The other feature focuses on chemistry that you likely indulge in every day: eating and drinking. In the “Food and Drink App,” I discuss how the chemistry of the chapter applies to things that you eat and drink every day. Carbonated beverages depend on the behavior of gases, foods contain acids and bases, and we actually eat certain rocks. (Can you guess which rocks without looking ahead?) Cooking, eating, drinking, and metabolism—we are involved with all these chemical processes all the time. These two features allow us to see the things we interact with every day in a new light—as chemistry.
Each section starts with one or more Learning Objectives, which are the main points of the section. Key Takeaways, which review the main points, end each section. Each chapter is full of examples to illustrate the key points, and each example is followed by a similar Test Yourself exercise to see if a student understands the concept. Each section ends with its own set of paired exercises to practice the material from that section, and each chapter ends with Additional Exercises that are more challenging or require multiple steps or skills to answer.
The mathematical problems in this text have been treated in one of two ways: either as a conversion-factor problem or as a formula problem. It is generally recognized that consistency in problem solving is a positive pedagogical tool. Students and instructors may have different ways to work problems mathematically, and if it is mathematically consistent, the same answer will result. However, I have found it better to approach mathematical exercises in a consistent fashion, without (horrors!) cutesy shortcuts. Such shortcuts may be useful for one type of problem, but if students do not do a problem correctly, they are clueless as to why they went wrong. Having two basic mathematical approaches (converting and formulas) allows the text to focus on the logic of the approach, not the tricks of a shortcut.
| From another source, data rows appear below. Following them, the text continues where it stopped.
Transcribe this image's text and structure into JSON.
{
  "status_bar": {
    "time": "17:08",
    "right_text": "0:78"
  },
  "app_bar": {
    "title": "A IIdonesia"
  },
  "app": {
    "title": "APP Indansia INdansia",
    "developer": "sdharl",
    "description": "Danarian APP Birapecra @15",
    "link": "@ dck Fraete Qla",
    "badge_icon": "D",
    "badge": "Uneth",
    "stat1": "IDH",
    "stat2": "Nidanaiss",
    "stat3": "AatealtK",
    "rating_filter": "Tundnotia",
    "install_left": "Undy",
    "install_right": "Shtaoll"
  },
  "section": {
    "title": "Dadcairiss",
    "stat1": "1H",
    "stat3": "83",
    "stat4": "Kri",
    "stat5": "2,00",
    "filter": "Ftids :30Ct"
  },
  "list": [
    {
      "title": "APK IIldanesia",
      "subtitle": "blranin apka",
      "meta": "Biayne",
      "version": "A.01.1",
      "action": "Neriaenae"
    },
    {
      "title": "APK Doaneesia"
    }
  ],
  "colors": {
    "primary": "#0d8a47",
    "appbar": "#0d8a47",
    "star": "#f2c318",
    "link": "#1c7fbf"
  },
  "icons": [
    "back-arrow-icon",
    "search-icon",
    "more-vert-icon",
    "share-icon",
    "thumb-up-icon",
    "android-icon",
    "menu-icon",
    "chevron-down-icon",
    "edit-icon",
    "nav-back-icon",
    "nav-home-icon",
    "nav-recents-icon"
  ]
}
Inundations of unnecessary data, such as the densities of materials, are minimized for two reasons. First, they contribute nothing to understanding the concepts. Second, as an introductory textbook, this book focuses on the concepts and does not serve as a reference of data. There are other well-known sources of endless data should students need them.
Good luck, and good chemistry, to you all!
David W. Ball